Problem to work on:
Go through the records below and copy out every line that contains the word "hàng".

Input records: Begin

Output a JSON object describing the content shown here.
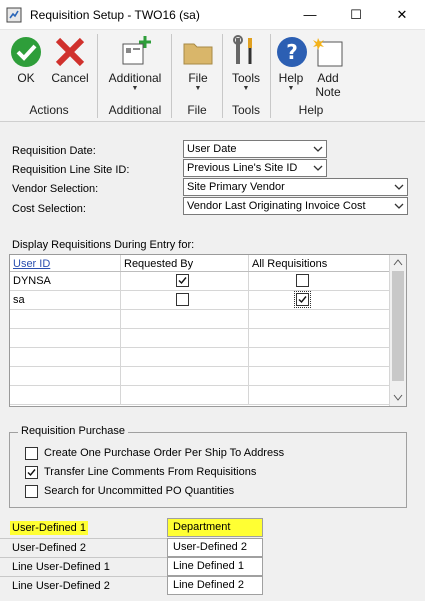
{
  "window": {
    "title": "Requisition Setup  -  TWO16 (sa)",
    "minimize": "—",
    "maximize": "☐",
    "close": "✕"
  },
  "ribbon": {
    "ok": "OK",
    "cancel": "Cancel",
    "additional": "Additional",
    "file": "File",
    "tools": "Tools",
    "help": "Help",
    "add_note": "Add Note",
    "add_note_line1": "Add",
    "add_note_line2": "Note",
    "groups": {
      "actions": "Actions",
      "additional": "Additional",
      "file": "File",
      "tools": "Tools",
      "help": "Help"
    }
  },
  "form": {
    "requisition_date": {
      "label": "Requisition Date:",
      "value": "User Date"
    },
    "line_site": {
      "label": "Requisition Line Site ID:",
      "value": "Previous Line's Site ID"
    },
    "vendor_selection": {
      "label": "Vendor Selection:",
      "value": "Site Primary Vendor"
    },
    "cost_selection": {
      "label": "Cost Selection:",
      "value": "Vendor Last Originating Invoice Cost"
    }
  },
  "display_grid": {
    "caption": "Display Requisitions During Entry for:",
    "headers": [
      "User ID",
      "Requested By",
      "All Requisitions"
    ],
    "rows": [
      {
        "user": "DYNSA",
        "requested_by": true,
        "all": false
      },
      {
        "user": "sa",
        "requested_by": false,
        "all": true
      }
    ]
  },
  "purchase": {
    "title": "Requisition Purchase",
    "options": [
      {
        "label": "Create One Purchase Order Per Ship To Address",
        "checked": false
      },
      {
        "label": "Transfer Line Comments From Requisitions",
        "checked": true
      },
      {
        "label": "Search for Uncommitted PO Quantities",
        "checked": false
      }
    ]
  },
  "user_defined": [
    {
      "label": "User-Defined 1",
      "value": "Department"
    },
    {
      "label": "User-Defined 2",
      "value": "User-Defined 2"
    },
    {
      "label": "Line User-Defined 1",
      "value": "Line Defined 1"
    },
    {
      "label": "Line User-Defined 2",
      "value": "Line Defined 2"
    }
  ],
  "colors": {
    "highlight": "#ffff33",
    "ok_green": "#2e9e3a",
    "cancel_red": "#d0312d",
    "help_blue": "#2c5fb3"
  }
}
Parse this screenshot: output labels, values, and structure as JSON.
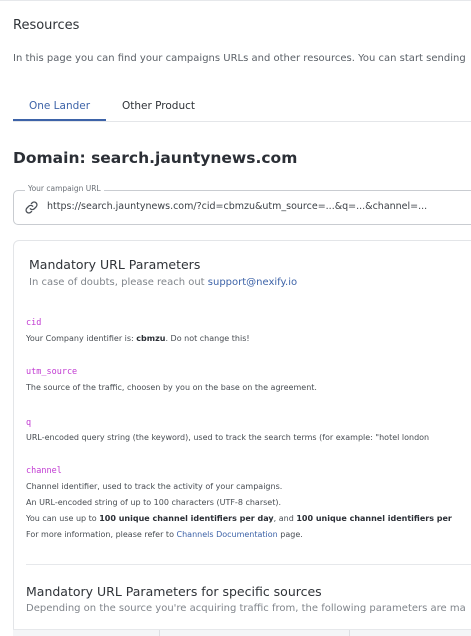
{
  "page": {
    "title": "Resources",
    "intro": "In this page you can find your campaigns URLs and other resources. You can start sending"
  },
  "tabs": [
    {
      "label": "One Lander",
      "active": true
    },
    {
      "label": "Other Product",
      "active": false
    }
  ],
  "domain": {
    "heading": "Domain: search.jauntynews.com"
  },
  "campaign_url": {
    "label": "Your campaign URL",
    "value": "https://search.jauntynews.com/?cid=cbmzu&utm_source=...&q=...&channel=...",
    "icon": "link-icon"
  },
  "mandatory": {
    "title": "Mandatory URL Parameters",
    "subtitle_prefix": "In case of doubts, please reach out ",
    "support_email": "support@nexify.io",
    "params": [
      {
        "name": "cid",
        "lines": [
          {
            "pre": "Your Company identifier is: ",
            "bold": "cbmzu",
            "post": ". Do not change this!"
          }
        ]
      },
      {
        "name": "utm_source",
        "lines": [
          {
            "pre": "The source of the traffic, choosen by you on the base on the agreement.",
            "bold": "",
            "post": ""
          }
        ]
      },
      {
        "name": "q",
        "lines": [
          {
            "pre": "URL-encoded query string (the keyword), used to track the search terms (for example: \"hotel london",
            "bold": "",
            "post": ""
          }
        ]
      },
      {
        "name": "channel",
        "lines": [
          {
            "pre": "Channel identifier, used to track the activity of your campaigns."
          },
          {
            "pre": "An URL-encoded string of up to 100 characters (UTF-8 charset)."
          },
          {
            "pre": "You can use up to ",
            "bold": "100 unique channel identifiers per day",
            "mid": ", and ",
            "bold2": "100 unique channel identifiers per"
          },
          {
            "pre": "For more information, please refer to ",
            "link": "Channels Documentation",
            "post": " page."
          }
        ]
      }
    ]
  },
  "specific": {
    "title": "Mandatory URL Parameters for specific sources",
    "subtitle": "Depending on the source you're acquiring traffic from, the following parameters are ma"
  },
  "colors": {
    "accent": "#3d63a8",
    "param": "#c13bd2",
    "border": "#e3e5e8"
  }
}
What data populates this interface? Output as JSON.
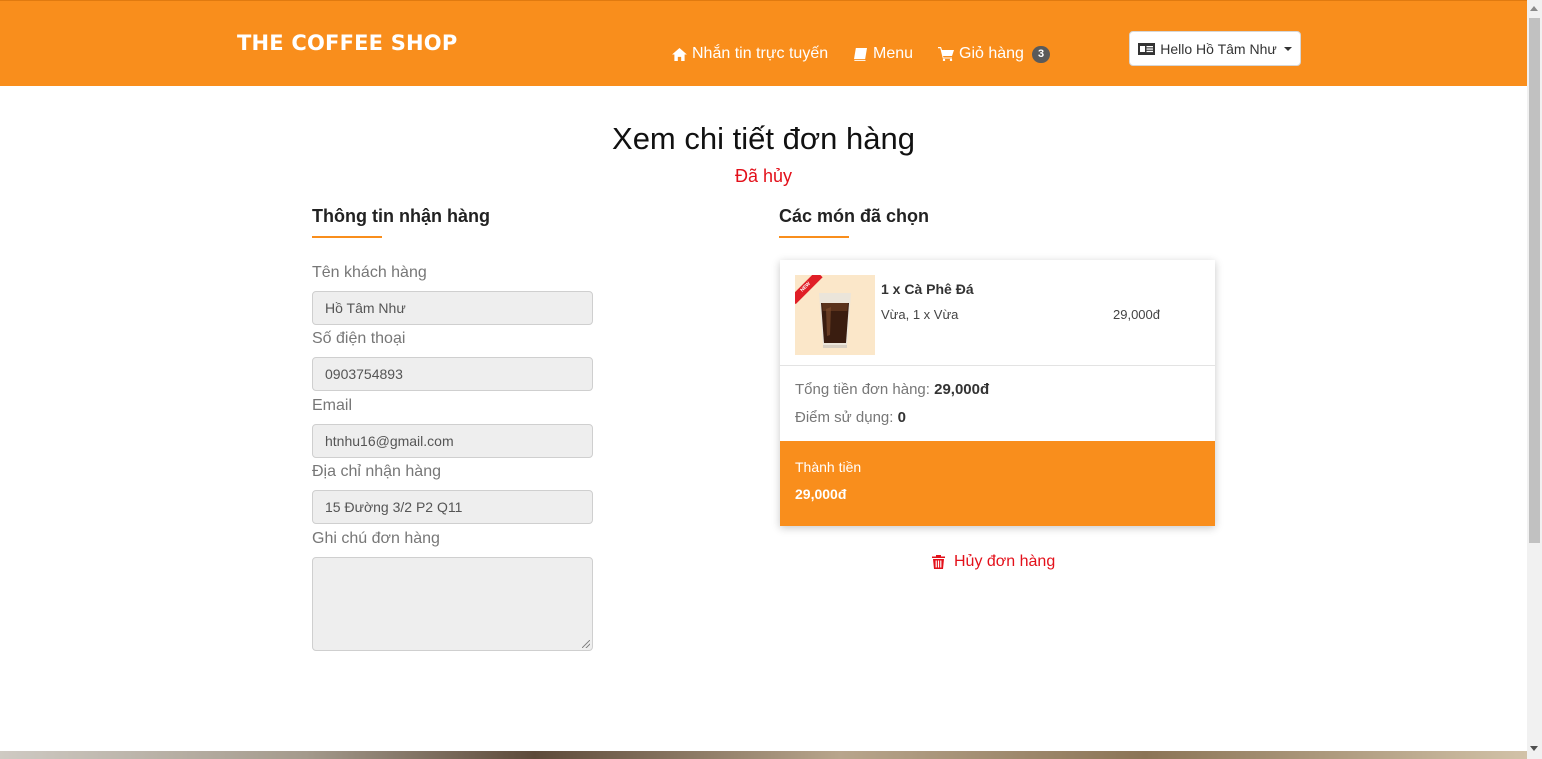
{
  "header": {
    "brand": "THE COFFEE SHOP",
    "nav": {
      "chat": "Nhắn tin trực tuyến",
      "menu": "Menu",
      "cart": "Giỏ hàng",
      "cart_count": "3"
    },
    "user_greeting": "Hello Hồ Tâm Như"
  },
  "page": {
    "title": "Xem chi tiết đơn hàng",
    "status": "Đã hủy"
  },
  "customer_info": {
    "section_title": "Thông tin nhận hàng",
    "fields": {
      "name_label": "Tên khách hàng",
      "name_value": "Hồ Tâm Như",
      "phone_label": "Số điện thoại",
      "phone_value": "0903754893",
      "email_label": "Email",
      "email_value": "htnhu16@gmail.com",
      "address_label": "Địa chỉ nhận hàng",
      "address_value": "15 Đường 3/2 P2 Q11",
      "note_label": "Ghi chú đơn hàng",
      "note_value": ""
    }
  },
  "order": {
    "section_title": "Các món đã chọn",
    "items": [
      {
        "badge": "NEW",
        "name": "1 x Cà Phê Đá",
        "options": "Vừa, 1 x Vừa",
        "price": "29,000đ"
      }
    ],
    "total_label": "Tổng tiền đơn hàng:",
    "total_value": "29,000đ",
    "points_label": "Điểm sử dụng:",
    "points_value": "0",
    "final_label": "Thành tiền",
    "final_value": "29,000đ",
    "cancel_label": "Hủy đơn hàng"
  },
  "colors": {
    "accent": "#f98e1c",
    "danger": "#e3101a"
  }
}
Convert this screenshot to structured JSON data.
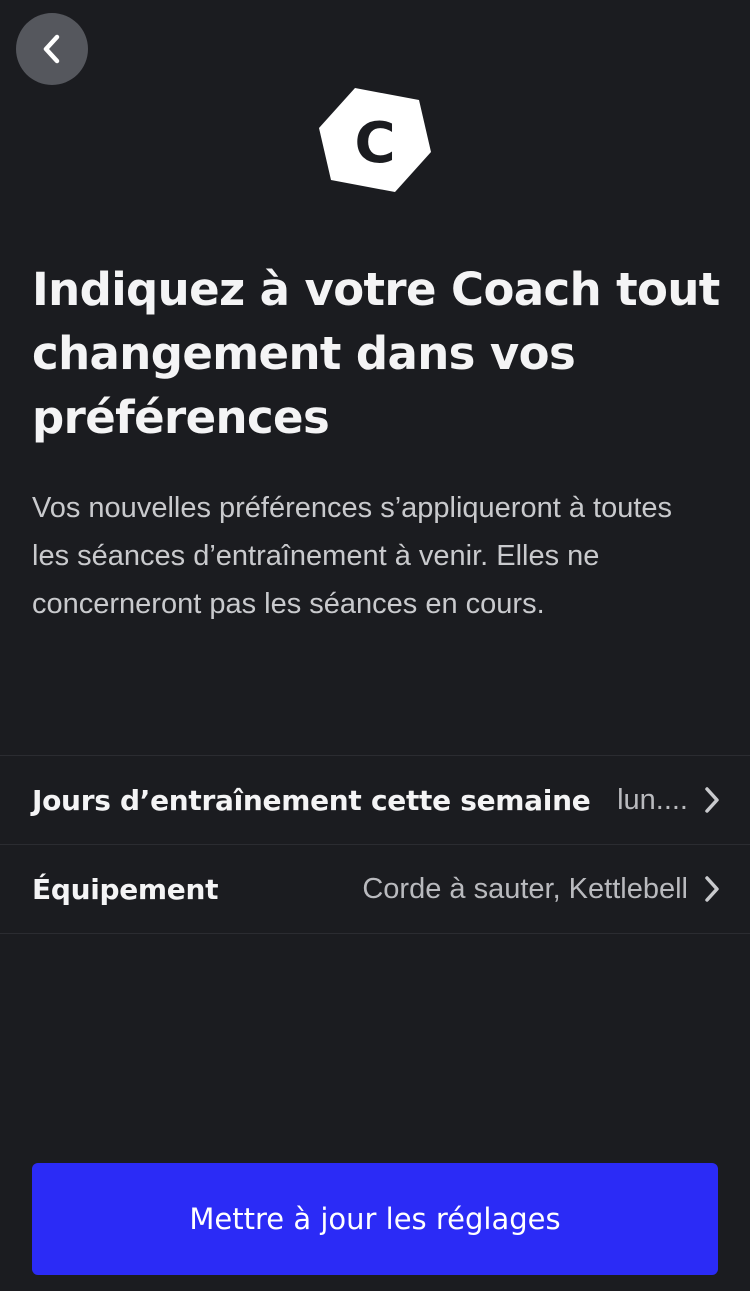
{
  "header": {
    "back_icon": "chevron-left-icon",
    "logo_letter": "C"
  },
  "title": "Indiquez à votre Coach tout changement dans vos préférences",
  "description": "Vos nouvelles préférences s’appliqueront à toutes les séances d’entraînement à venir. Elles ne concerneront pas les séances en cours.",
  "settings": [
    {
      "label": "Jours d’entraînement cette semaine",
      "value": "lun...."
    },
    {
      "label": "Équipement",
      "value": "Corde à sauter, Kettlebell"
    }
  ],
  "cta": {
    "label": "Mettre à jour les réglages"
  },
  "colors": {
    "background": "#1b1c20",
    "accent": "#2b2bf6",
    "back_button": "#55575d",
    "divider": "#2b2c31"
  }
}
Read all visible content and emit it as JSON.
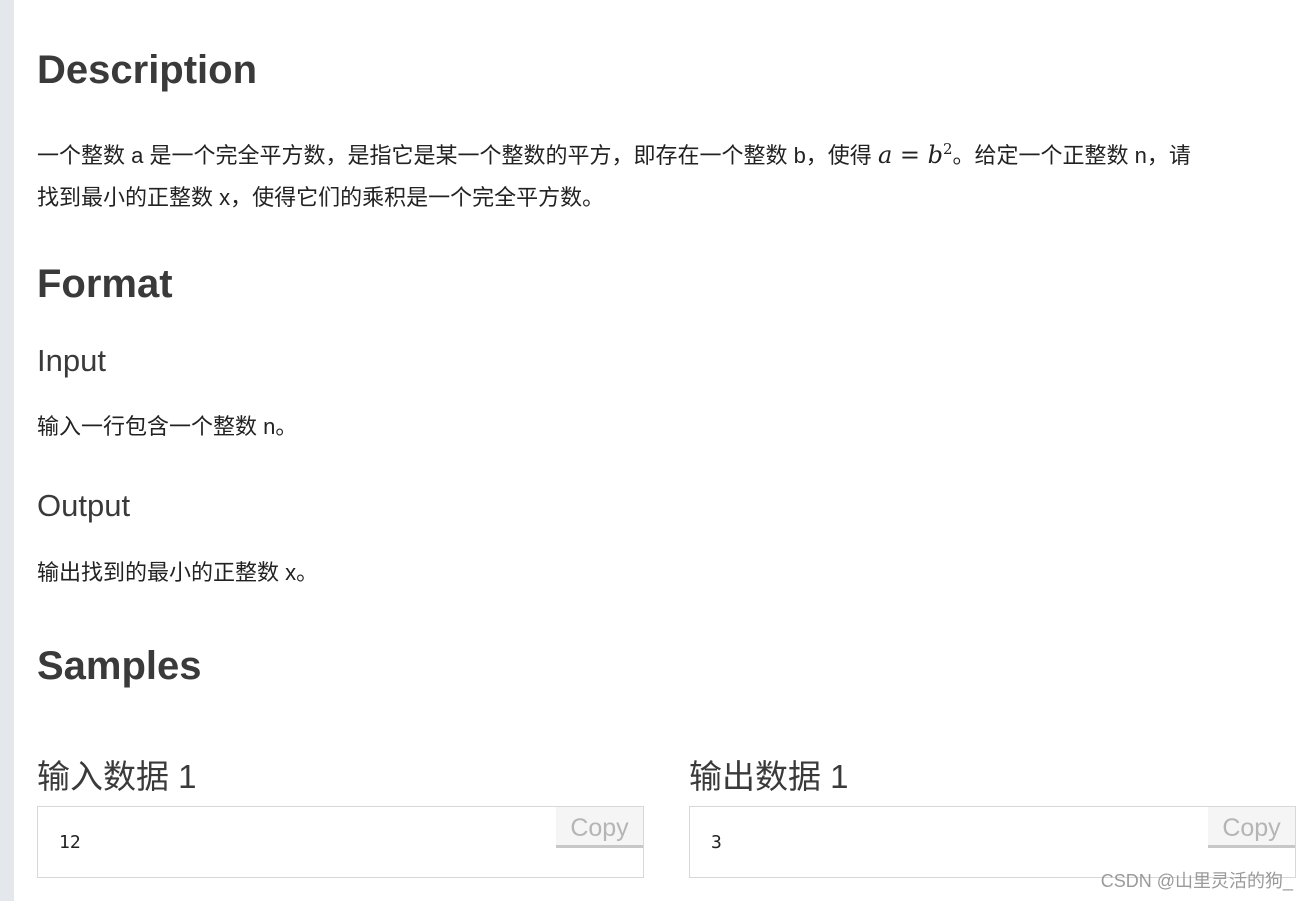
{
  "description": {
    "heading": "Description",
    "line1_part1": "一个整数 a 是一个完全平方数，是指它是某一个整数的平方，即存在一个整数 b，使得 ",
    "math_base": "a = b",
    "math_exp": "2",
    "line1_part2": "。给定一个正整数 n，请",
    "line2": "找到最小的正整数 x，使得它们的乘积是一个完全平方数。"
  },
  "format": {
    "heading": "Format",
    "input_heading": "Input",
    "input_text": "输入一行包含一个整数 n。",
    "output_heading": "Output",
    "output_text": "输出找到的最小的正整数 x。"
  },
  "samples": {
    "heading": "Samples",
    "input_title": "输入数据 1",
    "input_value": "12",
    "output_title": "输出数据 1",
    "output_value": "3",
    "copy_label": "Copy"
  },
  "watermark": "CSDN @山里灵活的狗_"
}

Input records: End

Answer space:
      "cart": "Giỏ hàng",
    "title": "Xem chi tiết đơn hàng",
    "section_title": "Thông tin nhận hàng",
      "name_label": "Tên khách hàng",
      "address_label": "Địa chỉ nhận hàng",
      "note_label": "Ghi chú đơn hàng",
    "total_label": "Tổng tiền đơn hàng:",
    "cancel_label": "Hủy đơn hàng"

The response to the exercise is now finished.